I have stopped traveling and it has been several years since I have used any of my luggage, but one day not long ago I got the idea that I should empty out my travel kit, which I always kept packed and ready to go with essential items such as toiletries, cosmetics, a small flashlight, a bottle opener, (most essential thing of all) and so forth.  While fishing around in one of the side pockets, what should I find but a greeting card with the Barbie bathing suit neatly glued to it's inside cover!

Now, I am not a suspicious Mom type, but since my last trip using this luggage was to Seattle and since Erika was in Southern California at the time, I feel justified in thinking there must have been some collusion here.  Of course, sisters support each other and often bond together and all that,  so I am just assuming........Pretty strong evidence, though.  Eh, Watson?

While I was composing this blog, Erika posted a picture of the bathing suit on her Facebook site so you can see what all the fuss it about.  Since it is all now out in the open, I think we have agreed on a truce.  Not that I really trust her.  I would not be surprised to have the Barbie bathing suit turn up under my pillow one of these days.

Tuesday, May 3, 2011

Bad Things Happen

I love murder-mystery novels, especially the beginnings where the plot is developing and all the murders occur,  and you sit up late at night reading because you can't wait to find out who-dun-it.
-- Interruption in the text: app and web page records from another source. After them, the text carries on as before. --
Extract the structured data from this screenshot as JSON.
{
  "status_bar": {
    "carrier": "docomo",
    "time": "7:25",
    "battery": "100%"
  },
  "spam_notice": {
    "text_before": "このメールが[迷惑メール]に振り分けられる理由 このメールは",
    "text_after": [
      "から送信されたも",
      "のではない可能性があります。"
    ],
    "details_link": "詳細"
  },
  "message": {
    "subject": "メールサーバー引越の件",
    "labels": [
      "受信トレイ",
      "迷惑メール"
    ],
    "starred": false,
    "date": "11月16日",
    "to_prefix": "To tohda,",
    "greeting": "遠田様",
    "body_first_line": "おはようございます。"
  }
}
Later, when the author is trying to untangle the mess he or she had so much fun getting into, things sometimes get a little heavy.  I often wonder, do writers have the solution worked out before they start the novel, or do they just wait to see what happens and hope for the best?  So many loose ends to tie up and things to explain!  I have read books where I am sure the author was hoping the reader wouldn't notice all the disparities and unraveled clues lying about. You sometimes get the feeling that he (or she)  got so entangled that they just said, "Oh, to hell with it! Let's finish it up."

In the case of this book, the  writer has tied up the twists in the plot quite nicely.  There is a plethora of bodies (I think I counted seven) but most of the violence takes place off-stage and none of it is graphic. Ditto for the sex.  In fact, it is quite an old-fashioned book in this sense and being an old-fashioned kind of gal I found that refreshing.  It isn't stodgy, though, and the dialogue is believable and and crisp. The main character is an interesting and very different kind of "hero" and part of the fun is trying to figure out who, or what, he really is.  The detectives are smart and likable, as are some of the villains.

If you like intelligent crime thrillers, I can recommend this book.  Maybe four stars.

Bad Things Happen       Harry Dolan         Berkeley Books